▪ Family patriarch Joseph Kennedy reportedly seduced silent film star Gloria Swanson, with whom he would carry on a long affair, while his wife, Rose, read in another room.
▪ Joseph Kennedy built a walled “bull pen” by the swimming pool where he used to run his business empire by phone while wearing nothing but a wide-brimmed hat. His son, John F. Kennedy, reportedly also availed himself of the bull pen to sunbathe in the buff.
▪ John F. Kennedy researched and drafted his Pulitzer Prize-winning book, Profiles in Courage — now believed to have been at least partly authored by speechwriter Ted Sorensen — during a recovery from back surgery in 1954.
▪ After he was elected president in December 1960, JFK repaired to Palm Beach to relax, write his inaugural address and vet candidates for his cabinet.
▪ A retired 73-year-old postal worker named Richard Pavlick meant to assassinate JFK that December. He loaded his Buick with dynamite and waited for the president-elect to emerge from the front door for Mass, but desisted when wife Jackie Kennedy and their two children, Caroline and newborn John, came out with him. Pavlick was later arrested and committed to a mental hospital.

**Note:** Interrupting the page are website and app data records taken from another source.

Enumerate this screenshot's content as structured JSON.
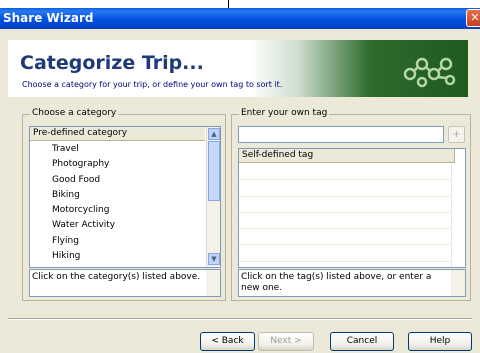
{
  "window": {
    "title": "Share Wizard",
    "close_glyph": "✕"
  },
  "banner": {
    "title": "Categorize Trip...",
    "subtitle": "Choose a category for your trip, or define your own tag to sort it.",
    "icon": "molecule-chain-icon"
  },
  "category_group": {
    "label": "Choose a category",
    "header": "Pre-defined category",
    "items": [
      "Travel",
      "Photography",
      "Good Food",
      "Biking",
      "Motorcycling",
      "Water Activity",
      "Flying",
      "Hiking"
    ],
    "hint": "Click on the category(s) listed above."
  },
  "tag_group": {
    "label": "Enter your own tag",
    "input_value": "",
    "add_glyph": "+",
    "header": "Self-defined tag",
    "hint": "Click on the tag(s) listed above, or enter a new one."
  },
  "buttons": {
    "back": "< Back",
    "next": "Next >",
    "cancel": "Cancel",
    "help": "Help"
  },
  "colors": {
    "title_bar": "#0046d0",
    "banner_title": "#1e3a78",
    "face": "#ece9d8"
  }
}
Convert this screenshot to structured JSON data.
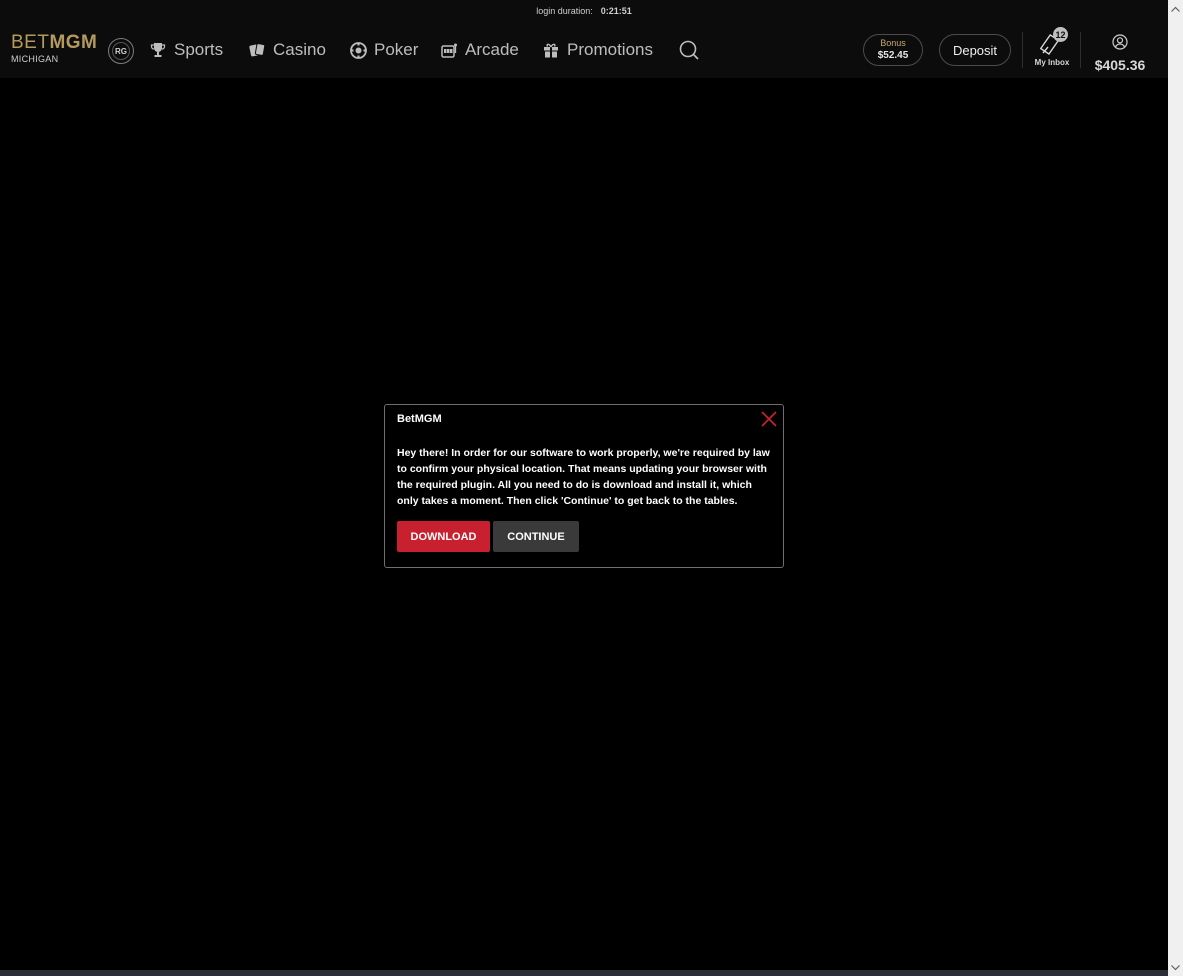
{
  "session": {
    "label": "login duration:",
    "time": "0:21:51"
  },
  "brand": {
    "bet": "BET",
    "mgm": "MGM",
    "state": "MICHIGAN",
    "rg": "RG"
  },
  "nav": {
    "sports": "Sports",
    "casino": "Casino",
    "poker": "Poker",
    "arcade": "Arcade",
    "promotions": "Promotions"
  },
  "header": {
    "bonus_label": "Bonus",
    "bonus_amount": "$52.45",
    "deposit": "Deposit",
    "inbox_label": "My Inbox",
    "inbox_count": "12",
    "balance": "$405.36"
  },
  "modal": {
    "title": "BetMGM",
    "message": "Hey there! In order for our software to work properly, we're required by law to confirm your physical location. That means updating your browser with the required plugin. All you need to do is download and install it, which only takes a moment. Then click 'Continue' to get back to the tables.",
    "download": "DOWNLOAD",
    "continue": "CONTINUE"
  },
  "colors": {
    "brand_gold": "#b59a5e",
    "download_red": "#c8202e",
    "close_red": "#d0212f",
    "background": "#000000"
  }
}
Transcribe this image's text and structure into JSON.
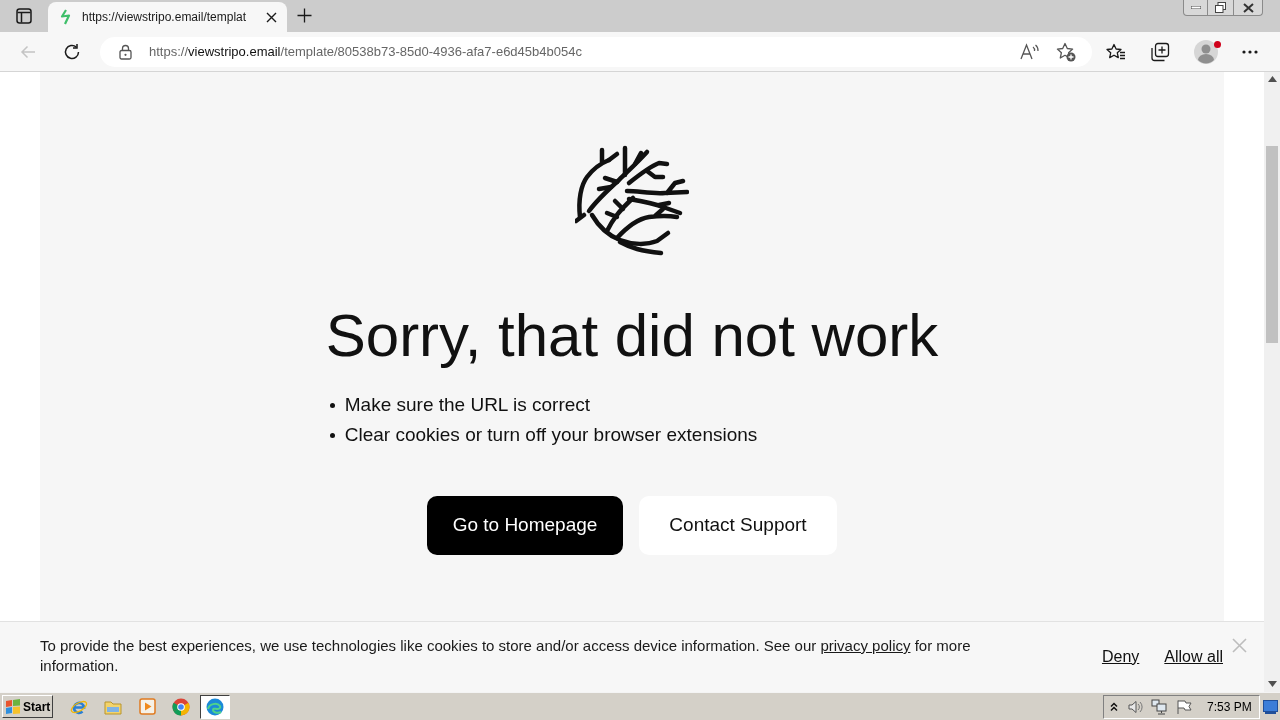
{
  "browser": {
    "tabs": [
      {
        "title": "https://viewstripo.email/templat",
        "selected": true
      }
    ],
    "back_button": {
      "disabled": true
    },
    "address": {
      "scheme": "https://",
      "host": "viewstripo.email",
      "path": "/template/80538b73-85d0-4936-afa7-e6d45b4b054c"
    },
    "profile": {
      "notification": true
    }
  },
  "page": {
    "heading": "Sorry, that did not work",
    "tips": [
      "Make sure the URL is correct",
      "Clear cookies or turn off your browser extensions"
    ],
    "buttons": [
      {
        "label": "Go to Homepage",
        "kind": "primary"
      },
      {
        "label": "Contact Support",
        "kind": "secondary"
      }
    ]
  },
  "cookie_banner": {
    "text": "To provide the best experiences, we use technologies like cookies to store and/or access device information. See our",
    "link": "privacy policy",
    "text_after": "for more information.",
    "actions": [
      "Deny",
      "Allow all"
    ]
  },
  "taskbar": {
    "start": "Start",
    "apps": [
      {
        "kind": "ie",
        "selected": false
      },
      {
        "kind": "folder",
        "selected": false
      },
      {
        "kind": "media",
        "selected": false
      },
      {
        "kind": "chrome",
        "selected": false
      },
      {
        "kind": "edge",
        "selected": true
      }
    ],
    "clock": "7:53 PM"
  }
}
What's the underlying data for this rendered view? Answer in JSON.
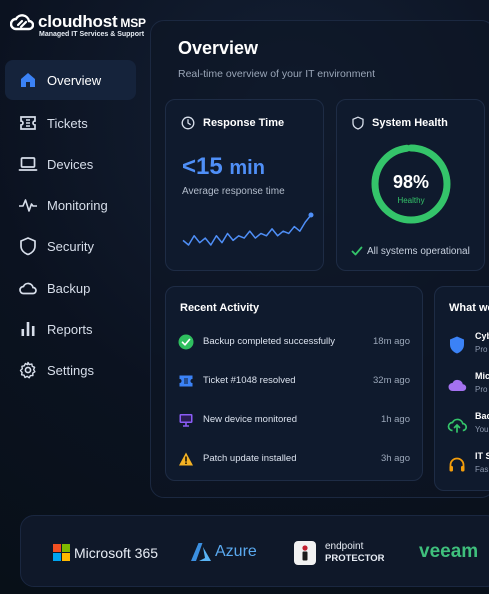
{
  "brand": {
    "name": "cloudhost",
    "suffix": "MSP",
    "tagline": "Managed IT Services & Support"
  },
  "sidebar": {
    "items": [
      {
        "label": "Overview",
        "icon": "home-icon",
        "active": true
      },
      {
        "label": "Tickets",
        "icon": "ticket-icon",
        "active": false
      },
      {
        "label": "Devices",
        "icon": "laptop-icon",
        "active": false
      },
      {
        "label": "Monitoring",
        "icon": "pulse-icon",
        "active": false
      },
      {
        "label": "Security",
        "icon": "shield-icon",
        "active": false
      },
      {
        "label": "Backup",
        "icon": "cloud-icon",
        "active": false
      },
      {
        "label": "Reports",
        "icon": "bar-chart-icon",
        "active": false
      },
      {
        "label": "Settings",
        "icon": "gear-icon",
        "active": false
      }
    ]
  },
  "page": {
    "title": "Overview",
    "subtitle": "Real-time overview of your IT environment"
  },
  "response_card": {
    "title": "Response Time",
    "value_prefix": "<15",
    "value_unit": "min",
    "subtitle": "Average response time",
    "trend": [
      4,
      2,
      6,
      3,
      5,
      2,
      6,
      3,
      7,
      4,
      6,
      5,
      8,
      5,
      7,
      6,
      9,
      6,
      8,
      7,
      10,
      8,
      12,
      15
    ]
  },
  "health_card": {
    "title": "System Health",
    "value": "98%",
    "percent": 98,
    "label": "Healthy",
    "status": "All systems operational"
  },
  "activity": {
    "title": "Recent Activity",
    "items": [
      {
        "text": "Backup completed successfully",
        "time": "18m ago",
        "icon": "check-circle-icon",
        "color": "#2fbf5f"
      },
      {
        "text": "Ticket #1048 resolved",
        "time": "32m ago",
        "icon": "ticket-icon",
        "color": "#3b82f6"
      },
      {
        "text": "New device monitored",
        "time": "1h ago",
        "icon": "monitor-icon",
        "color": "#8b5cf6"
      },
      {
        "text": "Patch update installed",
        "time": "3h ago",
        "icon": "warning-icon",
        "color": "#f5b324"
      }
    ]
  },
  "services": {
    "title": "What we",
    "items": [
      {
        "name": "Cyb",
        "desc": "Pro",
        "icon": "shield-icon",
        "color": "#3b82f6"
      },
      {
        "name": "Mic",
        "desc": "Pro",
        "icon": "cloud-icon",
        "color": "#a472f0"
      },
      {
        "name": "Bac",
        "desc": "You",
        "icon": "cloud-upload-icon",
        "color": "#34c46a"
      },
      {
        "name": "IT S",
        "desc": "Fas",
        "icon": "headset-icon",
        "color": "#f59e0b"
      }
    ]
  },
  "partners": [
    {
      "name": "Microsoft 365"
    },
    {
      "name": "Azure"
    },
    {
      "name": "endpoint",
      "name2": "PROTECTOR"
    },
    {
      "name": "veeam"
    }
  ],
  "colors": {
    "accent": "#4f8ff7",
    "healthy": "#34c46a",
    "background": "#0b1220"
  }
}
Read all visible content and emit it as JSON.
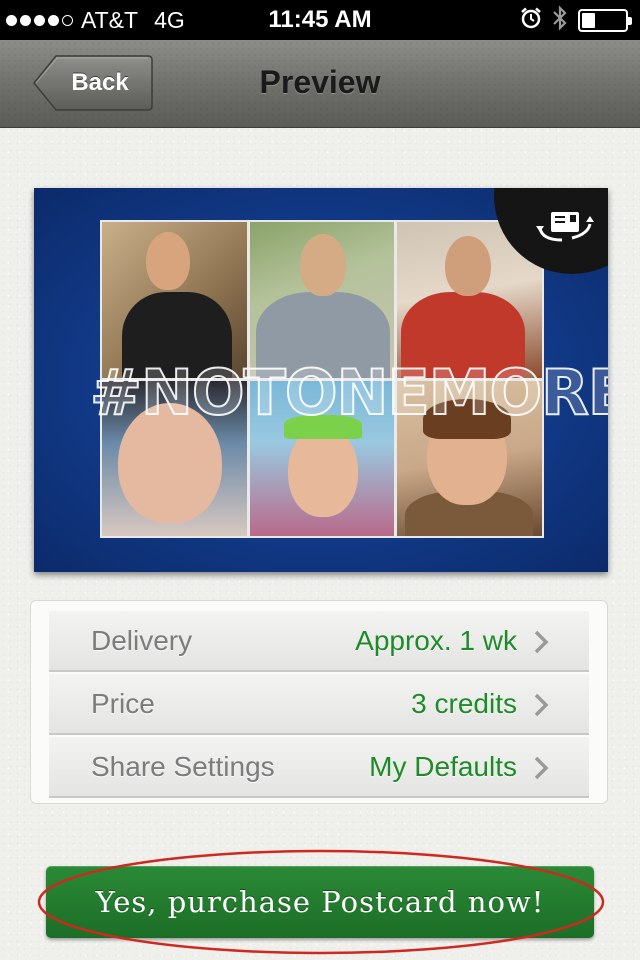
{
  "status_bar": {
    "carrier": "AT&T",
    "network": "4G",
    "time": "11:45 AM",
    "signal_bars": 4,
    "signal_max": 5,
    "battery_level": 0.3,
    "icons": [
      "alarm-clock-icon",
      "bluetooth-icon",
      "battery-icon"
    ]
  },
  "nav": {
    "back_label": "Back",
    "title": "Preview"
  },
  "postcard": {
    "hashtag": "#NOTONEMORE",
    "flip_icon": "postcard-flip-icon",
    "photo_count": 6
  },
  "options": [
    {
      "label": "Delivery",
      "value": "Approx. 1 wk"
    },
    {
      "label": "Price",
      "value": "3 credits"
    },
    {
      "label": "Share Settings",
      "value": "My Defaults"
    }
  ],
  "purchase": {
    "label": "Yes, purchase Postcard now!"
  },
  "colors": {
    "accent_green": "#1e8a2a",
    "button_green": "#237c2f",
    "postcard_blue": "#123a88",
    "highlight_red": "#d0281e"
  }
}
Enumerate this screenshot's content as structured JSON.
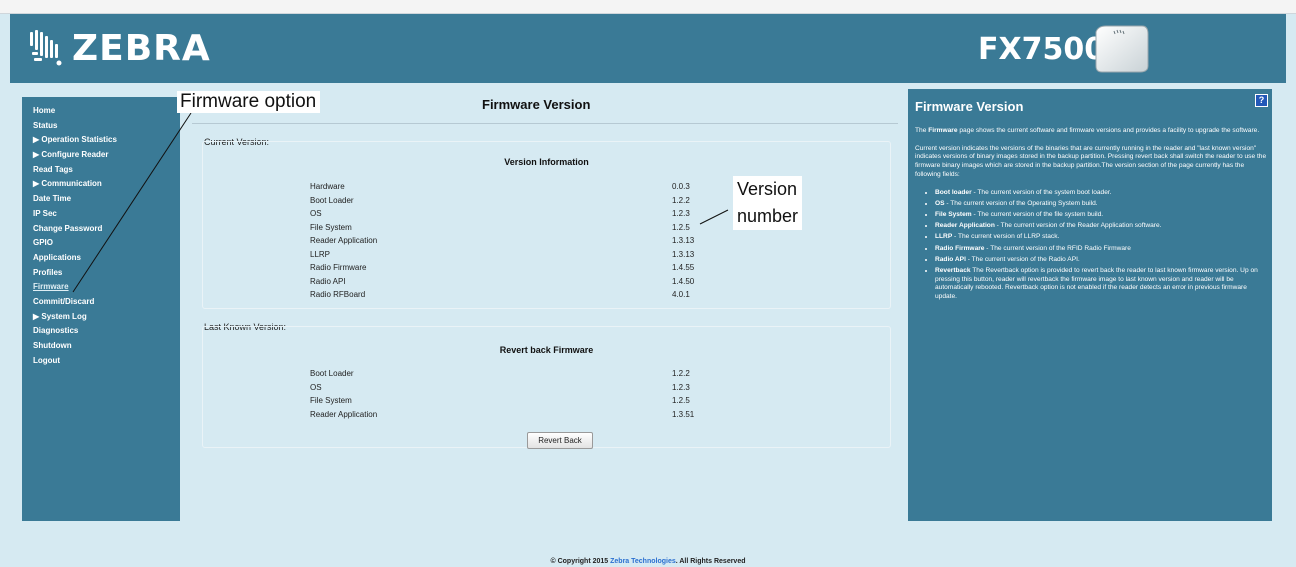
{
  "header": {
    "brand": "ZEBRA",
    "model": "FX7500"
  },
  "sidebar": {
    "items": [
      {
        "label": "Home"
      },
      {
        "label": "Status"
      },
      {
        "label": "▶ Operation Statistics"
      },
      {
        "label": "▶ Configure Reader"
      },
      {
        "label": "Read Tags"
      },
      {
        "label": "▶ Communication"
      },
      {
        "label": "Date Time"
      },
      {
        "label": "IP Sec"
      },
      {
        "label": "Change Password"
      },
      {
        "label": "GPIO"
      },
      {
        "label": "Applications"
      },
      {
        "label": "Profiles"
      },
      {
        "label": "Firmware",
        "active": true
      },
      {
        "label": "Commit/Discard"
      },
      {
        "label": "▶ System Log"
      },
      {
        "label": "Diagnostics"
      },
      {
        "label": "Shutdown"
      },
      {
        "label": "Logout"
      }
    ]
  },
  "main": {
    "title": "Firmware Version",
    "current": {
      "label": "Current Version:",
      "heading": "Version Information",
      "rows": [
        {
          "name": "Hardware",
          "value": "0.0.3"
        },
        {
          "name": "Boot Loader",
          "value": "1.2.2"
        },
        {
          "name": "OS",
          "value": "1.2.3"
        },
        {
          "name": "File System",
          "value": "1.2.5"
        },
        {
          "name": "Reader Application",
          "value": "1.3.13"
        },
        {
          "name": "LLRP",
          "value": "1.3.13"
        },
        {
          "name": "Radio Firmware",
          "value": "1.4.55"
        },
        {
          "name": "Radio API",
          "value": "1.4.50"
        },
        {
          "name": "Radio RFBoard",
          "value": "4.0.1"
        }
      ]
    },
    "last_known": {
      "label": "Last Known Version:",
      "heading": "Revert back Firmware",
      "rows": [
        {
          "name": "Boot Loader",
          "value": "1.2.2"
        },
        {
          "name": "OS",
          "value": "1.2.3"
        },
        {
          "name": "File System",
          "value": "1.2.5"
        },
        {
          "name": "Reader Application",
          "value": "1.3.51"
        }
      ],
      "button": "Revert Back"
    }
  },
  "help": {
    "title": "Firmware Version",
    "icon": "?",
    "intro_lead": "The ",
    "intro_bold": "Firmware",
    "intro_rest": " page shows the current software and firmware versions and provides a facility to upgrade the software.",
    "body": "Current version indicates the versions of the binaries that are currently running in the reader and \"last known version\" indicates versions of binary images stored in the backup partition. Pressing revert back shall switch the reader to use the firmware binary images which are stored in the backup partition.The version section of the page currently has the following fields:",
    "items": [
      {
        "term": "Boot loader",
        "desc": " - The current version of the system boot loader."
      },
      {
        "term": "OS",
        "desc": " - The current version of the Operating System build."
      },
      {
        "term": "File System",
        "desc": " - The current version of the file system build."
      },
      {
        "term": "Reader Application",
        "desc": " - The current version of the Reader Application software."
      },
      {
        "term": "LLRP",
        "desc": " - The current version of LLRP stack."
      },
      {
        "term": "Radio Firmware",
        "desc": " - The current version of the RFID Radio Firmware"
      },
      {
        "term": "Radio API",
        "desc": " - The current version of the Radio API."
      },
      {
        "term": "Revertback",
        "desc": " The Revertback option is provided to revert back the reader to last known firmware version. Up on pressing this button, reader will revertback the firmware image to last known version and reader will be automatically rebooted. Revertback option is not enabled if the reader detects an error in previous firmware update."
      }
    ]
  },
  "footer": {
    "prefix": "© Copyright 2015 ",
    "link": "Zebra Technologies",
    "suffix": ". All Rights Reserved"
  },
  "annotations": {
    "firmware_option": "Firmware option",
    "version_line1": "Version",
    "version_line2": "number"
  },
  "colors": {
    "brand_panel": "#3a7a96",
    "page_background": "#d6eaf2",
    "link": "#2a6fd0"
  }
}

▪ In 1961, Joseph Kennedy, 74, suffered a massive stroke after returning from golfing. Though he lived until 1969, and would return to Palm Beach regularly, he was never again able to speak or walk.
▪ JFK spent his last weekend before his Nov. 22, 1963, assassination in Dallas preparing for his Texas trip.
▪ In 1982, Sen. Ted Kennedy went for a nude mid-day walk on the beach behind the house. The strange incident, which was photographed by a beachgoer, was never explained.
▪ In 1991, Sen. Ted Kennedy returned to the house after a night of carousing in Palm Beach with his son Patrick, nephew William Kennedy Smith, and a woman they met at a bar. The woman alleged that Smith raped her on the beach behind the house. Smith, who alleged the sex was consensual, was later acquitted.
Notable things for sale from the home
The family’s dining table and chairs: The Louis XV Provincial-style mahogany banquet table seats 12. Bids open at around $2,000 for the table, and at $1,500 for 14 Spanish baroque-stye dining chairs, 12 of them original to the house.
Rose Kennedy’s steamer trunk: A well-worn black steamer trunk with a handwritten label reading “Mrs. Rose Kennedy” and the family’s Hyannis Port, Mass., address. Bids open at around $500.
John F. Kennedy’s bed: Two Venetian-style walnut twin beds, supplied by Palm Beach architect Addison Mizner, were used by JFK and his older brother, Joe Kennedy, when they shared a bedroom. The beds were later used by JFK and Jackie Kennedy. Bids open at around $1,500.
JFK’s massage table: The president sought relief from crippling back pain on a walnut-framed massage table. Bids open at around $1,000.
Planters: The two white concrete planters once flanked the street entrance and are often seen in photos of JFK arriving at or leaving the house. Bids open at around $500.
Coromandel eight-panel floor screen: The piece, dating to the late 19th Century, was once owned by Sir Winston Churchill’s daughter Lady Mary Soames. Rose Kennedy traded Soames a fur coat for the screen while visiting her freezing castle with husband Joseph, who was Franklin Roosevelt’s ambassador to England. Bidding opens at around $1,000.
If you go
The Kennedy furnishings are on display through Friday at Leslie Hindman Auctioneers, 1608 S. Dixie Hwy., West Palm Beach, where the auction will take place on Saturday.
Bidders must register and may participate in person, on the phone or on one of two online bidding platforms.
For details, including hours and an online catalogue, go to http://www.lesliehindman.com/sale/winterwhitehouse/